Business Associations: Limited Liability Companies (“LLC’s”) v. Corporations and Partnerships

Query: What is the Limited Liability Company form of business? What sets it apart from a corporation or a partnership?

Answer: Traditionally, most privately-owned businesses have organized and operated as corporations or partnerships. In the mid-1990’s a new form of business organization called the limited liability company (LLC) was recognized in Ohio. This entity combines many of the more favorable aspects of the partnership and the corporation, while excluding many of the less favorable features of those business forms. Consequently, an increasing number of business owners are finding that the limited liability company is a suitable entity choice for their business.

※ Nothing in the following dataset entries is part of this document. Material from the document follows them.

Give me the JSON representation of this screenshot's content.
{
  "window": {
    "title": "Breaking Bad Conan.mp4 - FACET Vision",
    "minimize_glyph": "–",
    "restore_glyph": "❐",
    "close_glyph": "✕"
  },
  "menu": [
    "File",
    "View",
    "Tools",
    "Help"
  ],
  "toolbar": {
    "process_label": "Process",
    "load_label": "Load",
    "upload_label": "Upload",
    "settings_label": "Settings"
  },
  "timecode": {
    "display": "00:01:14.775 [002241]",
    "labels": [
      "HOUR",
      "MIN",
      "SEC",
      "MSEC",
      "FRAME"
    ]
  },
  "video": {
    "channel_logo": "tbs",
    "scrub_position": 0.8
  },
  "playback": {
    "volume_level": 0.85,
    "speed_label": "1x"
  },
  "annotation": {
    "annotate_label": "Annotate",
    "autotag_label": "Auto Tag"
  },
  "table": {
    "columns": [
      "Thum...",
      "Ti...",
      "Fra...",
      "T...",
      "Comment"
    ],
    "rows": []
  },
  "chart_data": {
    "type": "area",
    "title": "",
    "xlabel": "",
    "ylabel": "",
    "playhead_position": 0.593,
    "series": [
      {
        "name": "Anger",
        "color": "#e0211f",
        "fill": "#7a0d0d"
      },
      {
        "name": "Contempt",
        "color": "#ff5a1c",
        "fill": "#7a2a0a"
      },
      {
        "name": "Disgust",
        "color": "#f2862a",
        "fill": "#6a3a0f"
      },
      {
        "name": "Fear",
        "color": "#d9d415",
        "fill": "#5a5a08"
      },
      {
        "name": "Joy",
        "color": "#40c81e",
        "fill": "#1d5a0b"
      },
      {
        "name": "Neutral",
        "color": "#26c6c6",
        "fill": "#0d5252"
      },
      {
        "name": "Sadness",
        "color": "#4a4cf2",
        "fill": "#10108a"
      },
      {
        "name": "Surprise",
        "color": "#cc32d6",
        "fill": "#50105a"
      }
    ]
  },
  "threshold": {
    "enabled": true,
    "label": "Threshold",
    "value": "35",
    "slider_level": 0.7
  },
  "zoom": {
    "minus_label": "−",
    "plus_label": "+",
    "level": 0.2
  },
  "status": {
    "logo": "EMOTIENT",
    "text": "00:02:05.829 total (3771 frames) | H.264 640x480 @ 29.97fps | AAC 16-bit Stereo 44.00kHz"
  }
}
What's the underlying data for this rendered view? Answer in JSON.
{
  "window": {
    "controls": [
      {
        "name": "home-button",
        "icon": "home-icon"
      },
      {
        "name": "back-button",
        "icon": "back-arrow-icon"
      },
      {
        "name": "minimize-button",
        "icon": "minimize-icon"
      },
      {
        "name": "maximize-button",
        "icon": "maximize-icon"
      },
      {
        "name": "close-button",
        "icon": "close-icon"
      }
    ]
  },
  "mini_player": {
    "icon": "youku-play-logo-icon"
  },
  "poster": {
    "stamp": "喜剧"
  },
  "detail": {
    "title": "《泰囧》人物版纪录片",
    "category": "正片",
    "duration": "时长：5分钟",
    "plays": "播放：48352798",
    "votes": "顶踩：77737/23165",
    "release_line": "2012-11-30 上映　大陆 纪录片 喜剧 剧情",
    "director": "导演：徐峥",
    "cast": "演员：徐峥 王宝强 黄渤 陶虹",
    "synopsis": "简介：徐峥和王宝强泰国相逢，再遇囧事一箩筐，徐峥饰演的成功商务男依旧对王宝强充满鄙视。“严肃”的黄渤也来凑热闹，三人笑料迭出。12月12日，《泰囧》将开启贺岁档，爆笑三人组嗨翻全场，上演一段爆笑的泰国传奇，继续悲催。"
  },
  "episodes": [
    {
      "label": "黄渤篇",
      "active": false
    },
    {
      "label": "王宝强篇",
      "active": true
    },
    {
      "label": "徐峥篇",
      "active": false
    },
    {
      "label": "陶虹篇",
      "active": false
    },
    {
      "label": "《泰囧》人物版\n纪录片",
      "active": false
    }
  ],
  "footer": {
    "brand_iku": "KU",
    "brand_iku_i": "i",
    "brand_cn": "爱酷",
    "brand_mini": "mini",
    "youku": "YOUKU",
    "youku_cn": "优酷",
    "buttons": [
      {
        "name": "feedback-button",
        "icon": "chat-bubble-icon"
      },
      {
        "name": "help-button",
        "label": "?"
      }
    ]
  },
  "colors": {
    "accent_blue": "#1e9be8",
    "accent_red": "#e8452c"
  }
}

A limited liability company, like a corporation, is a legal entity separate from its members. It may be formed by two or more individuals or members. The members may themselves be a legal entity such as a corporation, association or trust. Limited liability companies offer the major tax advantage that a partnership does and a corporation does not. That is, taxation on profits is only at the individual level, and not also at the company level. Consequently, profits in a limited liability company avoid being taxed twice the way they are in a corporation. While this is also true for the “S” corporation form of business that allows owners to have the same tax advantage, a limited liability company has far fewer restrictions imposed on it than the “S” corp.

The limited liability company is also very favorable to members with regard to liability. In a corporation, owners are only liable up to (the limits of) their investment. In a partnership, partners have unlimited liability for contracts entered into, and for the wrongful acts committed by other partners. The limited liability company (LLC) members, however have only the liability that a corporate owner does, up to the amount of their investment.

While it is true that in a limited partnership (LLP) form of business, a limited partner has liability only up to the amount he or she invested, and that a limited partner may not take part in management, in contrast, a member of a limited liability company (LLC) may manage as actively as desired, while still maintaining the limited liability protection under the law.

Selection of the form of business entity, and the contracts for it, should be made with the assistance and guidance of experienced counsel, in order to maximize the benefits available under the law, minimizing risk.

Corporation. An ingenious device for obtaining individual profit without individual responsibility.
Ambrose Bierce, 1842-1914
American satirist, journalist, and short-story writer

AUTHOR / EDITOR: J. NORMAN STARK is an Attorney-at-Law, a Registered Architect, (AIA, NCARB) Registered Landscape Architect, Interior Designer, Planner and Senior Appraiser (ASA), admitted to practice law before the Bar of Ohio, the US District Courts, Ohio and Illinois (Central Dist.), the US Court of Appeals, and the United States Supreme Court. He is a Mediator, Arbitrator and Litigator with experience in Business, Construction Law, and Public Works, and with additional experience in Real Estate, Construction Attorney (Legal Project and Crisis Management), and as an Expert Witness (Forensic Architect). His office is in Cleveland, Ohio.